Task directions: Please show every line from the entries that carries the word "main".
(Data section Opens)
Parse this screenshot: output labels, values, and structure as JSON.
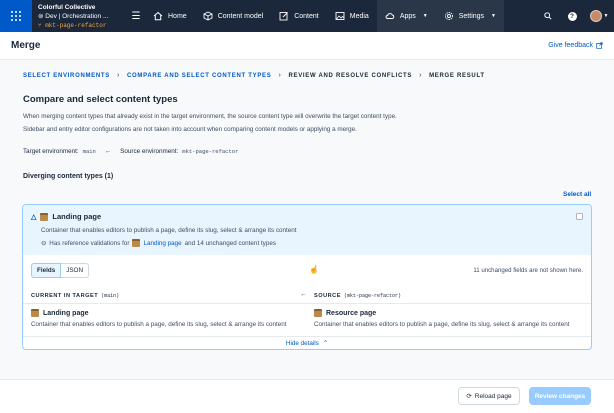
{
  "nav": {
    "org": "Colorful Collective",
    "environment": "Dev | Orchestration ...",
    "branch": "mkt-page-refactor",
    "items": [
      {
        "label": "Home"
      },
      {
        "label": "Content model"
      },
      {
        "label": "Content"
      },
      {
        "label": "Media"
      },
      {
        "label": "Apps"
      },
      {
        "label": "Settings"
      }
    ]
  },
  "header": {
    "title": "Merge",
    "feedback": "Give feedback"
  },
  "steps": [
    {
      "label": "SELECT ENVIRONMENTS"
    },
    {
      "label": "COMPARE AND SELECT CONTENT TYPES"
    },
    {
      "label": "REVIEW AND RESOLVE CONFLICTS"
    },
    {
      "label": "MERGE RESULT"
    }
  ],
  "main": {
    "heading": "Compare and select content types",
    "desc1": "When merging content types that already exist in the target environment, the source content type will overwrite the target content type.",
    "desc2": "Sidebar and entry editor configurations are not taken into account when comparing content models or applying a merge.",
    "target_label": "Target environment:",
    "target_value": "main",
    "source_label": "Source environment:",
    "source_value": "mkt-page-refactor",
    "diverging": "Diverging content types (1)",
    "select_all": "Select all"
  },
  "card": {
    "name": "Landing page",
    "description": "Container that enables editors to publish a page, define its slug, select & arrange its content",
    "ref_prefix": "Has reference validations for",
    "ref_link": "Landing page",
    "ref_suffix": "and 14 unchanged content types",
    "tab_fields": "Fields",
    "tab_json": "JSON",
    "unchanged_note": "11 unchanged fields are not shown here.",
    "target_col": "CURRENT IN TARGET",
    "target_env": "(main)",
    "source_col": "SOURCE",
    "source_env": "(mkt-page-refactor)",
    "target_name": "Landing page",
    "target_desc": "Container that enables editors to publish a page, define its slug, select & arrange its content",
    "source_name": "Resource page",
    "source_desc": "Container that enables editors to publish a page, define its slug, select & arrange its content",
    "hide_details": "Hide details"
  },
  "footer": {
    "reload": "Reload page",
    "review": "Review changes"
  }
}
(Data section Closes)
Output below:
  "main": {
    "target_value": "main",
    "target_env": "(main)",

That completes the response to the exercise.